■ Task item ■
For the word "Cookies", find each line in the entries where it occurs and copy that line.

(Data for processing begins)

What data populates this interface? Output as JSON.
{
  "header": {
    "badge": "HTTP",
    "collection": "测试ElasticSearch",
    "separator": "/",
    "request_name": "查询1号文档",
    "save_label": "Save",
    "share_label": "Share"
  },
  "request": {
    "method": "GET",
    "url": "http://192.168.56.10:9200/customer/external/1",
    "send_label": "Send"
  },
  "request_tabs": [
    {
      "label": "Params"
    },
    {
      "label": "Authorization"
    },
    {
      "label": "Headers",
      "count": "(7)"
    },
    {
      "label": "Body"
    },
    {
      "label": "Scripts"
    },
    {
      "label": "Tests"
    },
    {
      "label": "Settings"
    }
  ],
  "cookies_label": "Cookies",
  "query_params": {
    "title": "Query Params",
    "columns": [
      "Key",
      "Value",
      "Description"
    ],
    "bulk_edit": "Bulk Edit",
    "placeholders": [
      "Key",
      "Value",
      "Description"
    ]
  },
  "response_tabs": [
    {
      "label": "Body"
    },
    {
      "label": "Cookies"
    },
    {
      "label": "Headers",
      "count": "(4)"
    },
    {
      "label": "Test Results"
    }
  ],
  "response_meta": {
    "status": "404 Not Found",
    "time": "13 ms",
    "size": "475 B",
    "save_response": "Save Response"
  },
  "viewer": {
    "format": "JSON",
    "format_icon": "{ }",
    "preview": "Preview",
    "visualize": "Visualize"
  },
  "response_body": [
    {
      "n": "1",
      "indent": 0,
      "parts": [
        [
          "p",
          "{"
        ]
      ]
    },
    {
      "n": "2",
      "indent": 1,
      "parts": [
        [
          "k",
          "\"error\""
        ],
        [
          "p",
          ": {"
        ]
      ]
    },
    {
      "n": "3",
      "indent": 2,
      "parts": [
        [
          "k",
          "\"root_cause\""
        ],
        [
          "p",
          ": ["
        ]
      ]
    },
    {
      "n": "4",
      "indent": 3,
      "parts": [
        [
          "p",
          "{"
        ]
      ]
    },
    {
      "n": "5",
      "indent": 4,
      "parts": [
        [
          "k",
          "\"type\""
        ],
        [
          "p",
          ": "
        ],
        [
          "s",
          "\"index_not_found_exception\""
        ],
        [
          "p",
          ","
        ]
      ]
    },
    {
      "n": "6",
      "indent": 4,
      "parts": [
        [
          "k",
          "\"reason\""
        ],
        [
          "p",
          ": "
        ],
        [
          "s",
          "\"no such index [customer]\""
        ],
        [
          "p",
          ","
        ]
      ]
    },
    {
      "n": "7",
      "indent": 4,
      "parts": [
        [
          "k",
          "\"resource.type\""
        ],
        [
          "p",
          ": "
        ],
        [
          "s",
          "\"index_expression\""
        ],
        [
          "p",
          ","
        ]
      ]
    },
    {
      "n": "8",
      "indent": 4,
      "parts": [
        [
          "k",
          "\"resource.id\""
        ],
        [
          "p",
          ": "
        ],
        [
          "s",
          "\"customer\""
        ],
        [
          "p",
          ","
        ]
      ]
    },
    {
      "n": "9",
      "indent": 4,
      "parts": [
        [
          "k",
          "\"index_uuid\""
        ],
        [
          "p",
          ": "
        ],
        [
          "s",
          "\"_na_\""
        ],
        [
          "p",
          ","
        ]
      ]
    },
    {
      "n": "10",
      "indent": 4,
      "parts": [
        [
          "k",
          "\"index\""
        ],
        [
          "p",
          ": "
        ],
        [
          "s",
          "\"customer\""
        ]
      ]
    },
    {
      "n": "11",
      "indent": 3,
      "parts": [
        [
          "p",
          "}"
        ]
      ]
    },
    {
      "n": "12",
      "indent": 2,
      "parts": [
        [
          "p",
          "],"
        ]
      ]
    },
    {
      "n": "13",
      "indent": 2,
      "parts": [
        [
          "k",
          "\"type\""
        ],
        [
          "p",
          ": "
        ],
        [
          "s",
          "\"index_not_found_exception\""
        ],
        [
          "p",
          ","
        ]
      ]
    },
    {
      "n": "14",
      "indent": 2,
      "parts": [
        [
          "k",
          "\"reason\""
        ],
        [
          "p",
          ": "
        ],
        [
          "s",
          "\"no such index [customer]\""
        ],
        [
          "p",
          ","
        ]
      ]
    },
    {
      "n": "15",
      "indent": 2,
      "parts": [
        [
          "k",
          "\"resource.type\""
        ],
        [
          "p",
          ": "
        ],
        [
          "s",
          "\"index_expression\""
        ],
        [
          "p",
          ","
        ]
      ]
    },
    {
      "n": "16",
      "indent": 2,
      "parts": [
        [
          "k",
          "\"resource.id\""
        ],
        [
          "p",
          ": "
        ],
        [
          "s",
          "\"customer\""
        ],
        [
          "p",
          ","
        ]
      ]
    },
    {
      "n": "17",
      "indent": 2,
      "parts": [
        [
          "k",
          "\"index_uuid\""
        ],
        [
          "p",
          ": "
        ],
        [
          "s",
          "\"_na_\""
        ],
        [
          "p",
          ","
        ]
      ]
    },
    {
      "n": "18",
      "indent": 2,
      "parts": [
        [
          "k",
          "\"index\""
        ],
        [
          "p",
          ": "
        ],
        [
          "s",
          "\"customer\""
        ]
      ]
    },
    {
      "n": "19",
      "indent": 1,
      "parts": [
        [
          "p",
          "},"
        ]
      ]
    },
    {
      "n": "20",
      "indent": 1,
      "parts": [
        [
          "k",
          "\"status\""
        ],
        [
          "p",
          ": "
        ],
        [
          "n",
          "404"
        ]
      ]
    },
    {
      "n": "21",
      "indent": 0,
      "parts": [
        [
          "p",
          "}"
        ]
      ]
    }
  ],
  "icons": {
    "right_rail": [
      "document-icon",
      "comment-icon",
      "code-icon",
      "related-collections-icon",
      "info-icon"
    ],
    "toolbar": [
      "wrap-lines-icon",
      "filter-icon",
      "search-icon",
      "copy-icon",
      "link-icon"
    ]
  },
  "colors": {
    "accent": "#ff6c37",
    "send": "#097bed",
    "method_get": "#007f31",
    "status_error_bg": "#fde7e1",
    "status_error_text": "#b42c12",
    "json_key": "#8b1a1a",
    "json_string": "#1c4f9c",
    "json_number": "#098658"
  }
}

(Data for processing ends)

■ Result ■
  "cookies_label": "Cookies",
      "label": "Cookies"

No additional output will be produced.